Selling shares of other complimentary companies short-  In this strategy, the investor sells short shares of a company that he/she expects to decline if shares of the company he/she owns fall in price.  For example, if he owns McDonald’s, he might sell shares of Wendy’s short, figuring that is the market turns against fast food companies shares of both companies will fall.

Buying put options- A put option is a legal contract by which someone agrees to buy shares of a stock for a predefined price before a certain date.  This can be though of as an insurance contract on the shares of the stock.  In exchange for this agreement the owner of the shares gives the seller (called the writer) of the put a certain amount of money, called the “premium”.  For example, a put option for selling 100 shares of XYZ stock at 50, good for three months, might cost $300 when the price of XYZ was at $51 per share.

Writing covered calls on the stock–  Here a contract is written that allows another individual to purchase your shares for a fixed price.  This limits the amount the investor can make on the shares (since if they go up above the agreed to sales price they will be purchased for the sales price) but reduces losses somewhat if the shares decline in price due to the premium collected.

Buying short ETFs– This involves buying short exchange traded funds (ETF).  These are financial instruments that are designed to go in the opposite direction of a particular market segment or index.  For example, an owner of several mining companies might buy a short basic materials ETF as a hedge against a fall in commodities prices or a slowdown in goods production.

Selling a portion of the position The simplest way to guard against losses in a position is to simply sell some or all off the position, and is probably the best thing to do if you really need the money in the short-term since it is the most cost-effective way to be safe.  This, of course, reduces the possibility of future gains, however.

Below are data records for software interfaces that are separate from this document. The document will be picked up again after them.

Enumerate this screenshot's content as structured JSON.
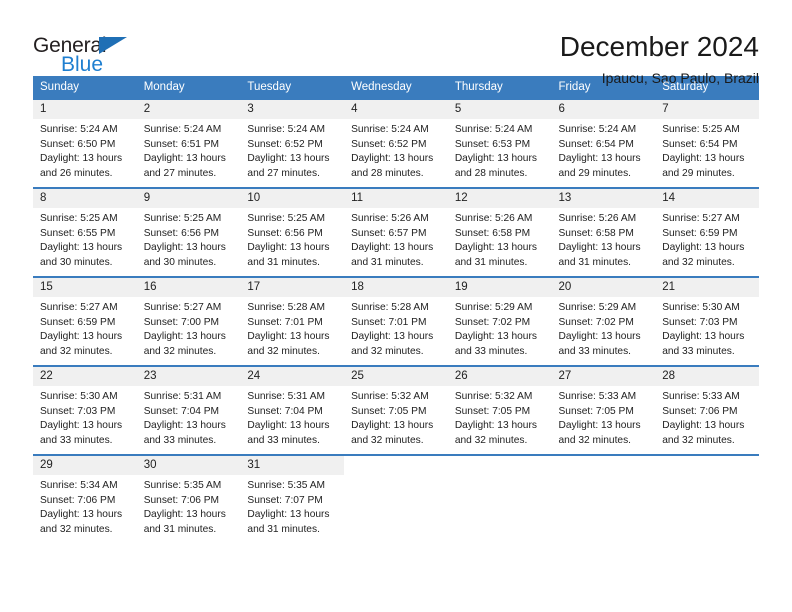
{
  "logo": {
    "text_primary": "General",
    "text_secondary": "Blue",
    "triangle_icon": "triangle-icon",
    "primary_color": "#231f20",
    "secondary_color": "#1f7fd0"
  },
  "header": {
    "title": "December 2024",
    "subtitle": "Ipaucu, Sao Paulo, Brazil"
  },
  "theme": {
    "header_row_bg": "#3a7cbe",
    "header_row_text": "#ffffff",
    "daynum_bg": "#f0f0f0",
    "body_text": "#222222"
  },
  "weekdays": [
    "Sunday",
    "Monday",
    "Tuesday",
    "Wednesday",
    "Thursday",
    "Friday",
    "Saturday"
  ],
  "labels": {
    "sunrise_prefix": "Sunrise:",
    "sunset_prefix": "Sunset:",
    "daylight_prefix": "Daylight:"
  },
  "weeks": [
    [
      {
        "day": "1",
        "sunrise": "Sunrise: 5:24 AM",
        "sunset": "Sunset: 6:50 PM",
        "daylight_line1": "Daylight: 13 hours",
        "daylight_line2": "and 26 minutes."
      },
      {
        "day": "2",
        "sunrise": "Sunrise: 5:24 AM",
        "sunset": "Sunset: 6:51 PM",
        "daylight_line1": "Daylight: 13 hours",
        "daylight_line2": "and 27 minutes."
      },
      {
        "day": "3",
        "sunrise": "Sunrise: 5:24 AM",
        "sunset": "Sunset: 6:52 PM",
        "daylight_line1": "Daylight: 13 hours",
        "daylight_line2": "and 27 minutes."
      },
      {
        "day": "4",
        "sunrise": "Sunrise: 5:24 AM",
        "sunset": "Sunset: 6:52 PM",
        "daylight_line1": "Daylight: 13 hours",
        "daylight_line2": "and 28 minutes."
      },
      {
        "day": "5",
        "sunrise": "Sunrise: 5:24 AM",
        "sunset": "Sunset: 6:53 PM",
        "daylight_line1": "Daylight: 13 hours",
        "daylight_line2": "and 28 minutes."
      },
      {
        "day": "6",
        "sunrise": "Sunrise: 5:24 AM",
        "sunset": "Sunset: 6:54 PM",
        "daylight_line1": "Daylight: 13 hours",
        "daylight_line2": "and 29 minutes."
      },
      {
        "day": "7",
        "sunrise": "Sunrise: 5:25 AM",
        "sunset": "Sunset: 6:54 PM",
        "daylight_line1": "Daylight: 13 hours",
        "daylight_line2": "and 29 minutes."
      }
    ],
    [
      {
        "day": "8",
        "sunrise": "Sunrise: 5:25 AM",
        "sunset": "Sunset: 6:55 PM",
        "daylight_line1": "Daylight: 13 hours",
        "daylight_line2": "and 30 minutes."
      },
      {
        "day": "9",
        "sunrise": "Sunrise: 5:25 AM",
        "sunset": "Sunset: 6:56 PM",
        "daylight_line1": "Daylight: 13 hours",
        "daylight_line2": "and 30 minutes."
      },
      {
        "day": "10",
        "sunrise": "Sunrise: 5:25 AM",
        "sunset": "Sunset: 6:56 PM",
        "daylight_line1": "Daylight: 13 hours",
        "daylight_line2": "and 31 minutes."
      },
      {
        "day": "11",
        "sunrise": "Sunrise: 5:26 AM",
        "sunset": "Sunset: 6:57 PM",
        "daylight_line1": "Daylight: 13 hours",
        "daylight_line2": "and 31 minutes."
      },
      {
        "day": "12",
        "sunrise": "Sunrise: 5:26 AM",
        "sunset": "Sunset: 6:58 PM",
        "daylight_line1": "Daylight: 13 hours",
        "daylight_line2": "and 31 minutes."
      },
      {
        "day": "13",
        "sunrise": "Sunrise: 5:26 AM",
        "sunset": "Sunset: 6:58 PM",
        "daylight_line1": "Daylight: 13 hours",
        "daylight_line2": "and 31 minutes."
      },
      {
        "day": "14",
        "sunrise": "Sunrise: 5:27 AM",
        "sunset": "Sunset: 6:59 PM",
        "daylight_line1": "Daylight: 13 hours",
        "daylight_line2": "and 32 minutes."
      }
    ],
    [
      {
        "day": "15",
        "sunrise": "Sunrise: 5:27 AM",
        "sunset": "Sunset: 6:59 PM",
        "daylight_line1": "Daylight: 13 hours",
        "daylight_line2": "and 32 minutes."
      },
      {
        "day": "16",
        "sunrise": "Sunrise: 5:27 AM",
        "sunset": "Sunset: 7:00 PM",
        "daylight_line1": "Daylight: 13 hours",
        "daylight_line2": "and 32 minutes."
      },
      {
        "day": "17",
        "sunrise": "Sunrise: 5:28 AM",
        "sunset": "Sunset: 7:01 PM",
        "daylight_line1": "Daylight: 13 hours",
        "daylight_line2": "and 32 minutes."
      },
      {
        "day": "18",
        "sunrise": "Sunrise: 5:28 AM",
        "sunset": "Sunset: 7:01 PM",
        "daylight_line1": "Daylight: 13 hours",
        "daylight_line2": "and 32 minutes."
      },
      {
        "day": "19",
        "sunrise": "Sunrise: 5:29 AM",
        "sunset": "Sunset: 7:02 PM",
        "daylight_line1": "Daylight: 13 hours",
        "daylight_line2": "and 33 minutes."
      },
      {
        "day": "20",
        "sunrise": "Sunrise: 5:29 AM",
        "sunset": "Sunset: 7:02 PM",
        "daylight_line1": "Daylight: 13 hours",
        "daylight_line2": "and 33 minutes."
      },
      {
        "day": "21",
        "sunrise": "Sunrise: 5:30 AM",
        "sunset": "Sunset: 7:03 PM",
        "daylight_line1": "Daylight: 13 hours",
        "daylight_line2": "and 33 minutes."
      }
    ],
    [
      {
        "day": "22",
        "sunrise": "Sunrise: 5:30 AM",
        "sunset": "Sunset: 7:03 PM",
        "daylight_line1": "Daylight: 13 hours",
        "daylight_line2": "and 33 minutes."
      },
      {
        "day": "23",
        "sunrise": "Sunrise: 5:31 AM",
        "sunset": "Sunset: 7:04 PM",
        "daylight_line1": "Daylight: 13 hours",
        "daylight_line2": "and 33 minutes."
      },
      {
        "day": "24",
        "sunrise": "Sunrise: 5:31 AM",
        "sunset": "Sunset: 7:04 PM",
        "daylight_line1": "Daylight: 13 hours",
        "daylight_line2": "and 33 minutes."
      },
      {
        "day": "25",
        "sunrise": "Sunrise: 5:32 AM",
        "sunset": "Sunset: 7:05 PM",
        "daylight_line1": "Daylight: 13 hours",
        "daylight_line2": "and 32 minutes."
      },
      {
        "day": "26",
        "sunrise": "Sunrise: 5:32 AM",
        "sunset": "Sunset: 7:05 PM",
        "daylight_line1": "Daylight: 13 hours",
        "daylight_line2": "and 32 minutes."
      },
      {
        "day": "27",
        "sunrise": "Sunrise: 5:33 AM",
        "sunset": "Sunset: 7:05 PM",
        "daylight_line1": "Daylight: 13 hours",
        "daylight_line2": "and 32 minutes."
      },
      {
        "day": "28",
        "sunrise": "Sunrise: 5:33 AM",
        "sunset": "Sunset: 7:06 PM",
        "daylight_line1": "Daylight: 13 hours",
        "daylight_line2": "and 32 minutes."
      }
    ],
    [
      {
        "day": "29",
        "sunrise": "Sunrise: 5:34 AM",
        "sunset": "Sunset: 7:06 PM",
        "daylight_line1": "Daylight: 13 hours",
        "daylight_line2": "and 32 minutes."
      },
      {
        "day": "30",
        "sunrise": "Sunrise: 5:35 AM",
        "sunset": "Sunset: 7:06 PM",
        "daylight_line1": "Daylight: 13 hours",
        "daylight_line2": "and 31 minutes."
      },
      {
        "day": "31",
        "sunrise": "Sunrise: 5:35 AM",
        "sunset": "Sunset: 7:07 PM",
        "daylight_line1": "Daylight: 13 hours",
        "daylight_line2": "and 31 minutes."
      },
      {
        "day": "",
        "sunrise": "",
        "sunset": "",
        "daylight_line1": "",
        "daylight_line2": ""
      },
      {
        "day": "",
        "sunrise": "",
        "sunset": "",
        "daylight_line1": "",
        "daylight_line2": ""
      },
      {
        "day": "",
        "sunrise": "",
        "sunset": "",
        "daylight_line1": "",
        "daylight_line2": ""
      },
      {
        "day": "",
        "sunrise": "",
        "sunset": "",
        "daylight_line1": "",
        "daylight_line2": ""
      }
    ]
  ]
}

If you’re interested in individual stock buying and this strategy, I go into far more detail in my book, SmallIvy Book of Investing: Book1: Investing to Grow Wealthy.  Check it out at the link below if interested.

Have a question?  Please leave it in a comment.  Follow me on Twitter to get news about new articles and find out what I’m investing in. @SmallIvy_SI

Disclaimer: This blog is not meant to give financial planning or tax advice.  It gives general information on investment strategy, picking stocks, and generally managing money to build wealth. It is not a solicitation to buy or sell stocks or any security. Financial planning advice should be sought from a certified financial planner, which the author is not. Tax advice should be sought from a CPA.  All investments involve risk and the reader as urged to consider risks carefully and seek the advice of experts if needed before investing.